Have Questions? See if the following FAQs help.


Q: Is participation a two step process?

A: Yes, it is. First, you need to submit your project idea with details as mentioned in the participation page, where the project submission template is also given. Your idea will be evaluated by our panel of experts, to give you an approval within 10 days of submission.
Once you have formal approval, you can go on to build your project for submission by the deadline.


Q: Will I require my school permission to participate?

A: Yes, you will. Formal School permission is a must for all participants, once you get go-ahead for your project idea.


Q: Will I need to travel for the national finals to another city?

A: Yes, selected finalists will be required to travel for the national finals, where the national jury will evaluate the shortlisted entries. In some exceptions, you might be allowed to send in a video presentation, or present it through live streaming to the jury. The time available for presentation will remain the same.

Q: If I win the national final, for the trip to Stockholm in August, can any of my family members come along?

A: No, family members, if they wish to accompany the winners, will come at their own expense and risk. They will not be allowed to share accomodation provided to the participants in Stockholm by the organising team.

Q: Will all travel costs, including visa and travel to embarking city be taken care of by organisers?

A: Yes.


Q: Unlike some other entries, mine is a cardboard display of standard size. Will competitors with the elaborate displays receive extra credit – do I stand a chance of winning with my entry?

A: Again, the display is not the main judging criteria for the SJWP. Judges are interested in the content of the paper and how the students present this information.

Q: When the judges interview us, what should we expect?

A: Generally, the judges allow 15 minutes per interview. During each interview, the finalists are expected to use approximately 5 minutes to present their project. The remaining time, the judges prefer to ask questions.

Q: The jury did not spend ten minutes with me. What does this mean?

A: When the interviews take place, the jury has already read the papers and prepared questions to clarify technical information and to give them a better understanding of your project.
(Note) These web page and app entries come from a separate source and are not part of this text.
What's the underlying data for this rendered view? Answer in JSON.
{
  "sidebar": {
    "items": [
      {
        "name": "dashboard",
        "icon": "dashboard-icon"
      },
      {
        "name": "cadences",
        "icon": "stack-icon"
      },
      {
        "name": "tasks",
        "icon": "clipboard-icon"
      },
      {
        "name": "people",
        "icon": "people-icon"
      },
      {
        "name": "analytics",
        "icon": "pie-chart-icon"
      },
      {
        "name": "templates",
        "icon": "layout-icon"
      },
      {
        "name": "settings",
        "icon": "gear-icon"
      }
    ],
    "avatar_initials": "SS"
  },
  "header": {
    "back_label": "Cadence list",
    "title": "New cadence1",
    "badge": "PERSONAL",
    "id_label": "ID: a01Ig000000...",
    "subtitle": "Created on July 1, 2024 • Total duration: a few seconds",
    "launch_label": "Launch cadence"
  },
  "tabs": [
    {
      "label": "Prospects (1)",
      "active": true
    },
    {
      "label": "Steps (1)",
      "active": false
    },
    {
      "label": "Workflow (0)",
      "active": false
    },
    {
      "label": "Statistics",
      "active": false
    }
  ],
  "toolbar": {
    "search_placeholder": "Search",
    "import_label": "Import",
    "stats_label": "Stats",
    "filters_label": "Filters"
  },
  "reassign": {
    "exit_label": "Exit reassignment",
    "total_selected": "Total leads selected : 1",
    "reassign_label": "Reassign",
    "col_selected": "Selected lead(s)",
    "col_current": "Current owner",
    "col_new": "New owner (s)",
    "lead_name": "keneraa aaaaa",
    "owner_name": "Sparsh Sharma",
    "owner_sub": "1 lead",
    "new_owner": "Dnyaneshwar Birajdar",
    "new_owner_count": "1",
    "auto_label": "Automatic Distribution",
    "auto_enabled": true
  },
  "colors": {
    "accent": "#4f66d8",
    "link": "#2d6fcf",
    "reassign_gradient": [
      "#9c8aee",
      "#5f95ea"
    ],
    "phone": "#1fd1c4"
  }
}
If your paper is informative and well presented, it may be that the judges have all the information they need.

Q: Will the jury give us written feedback on our projects?

A: No.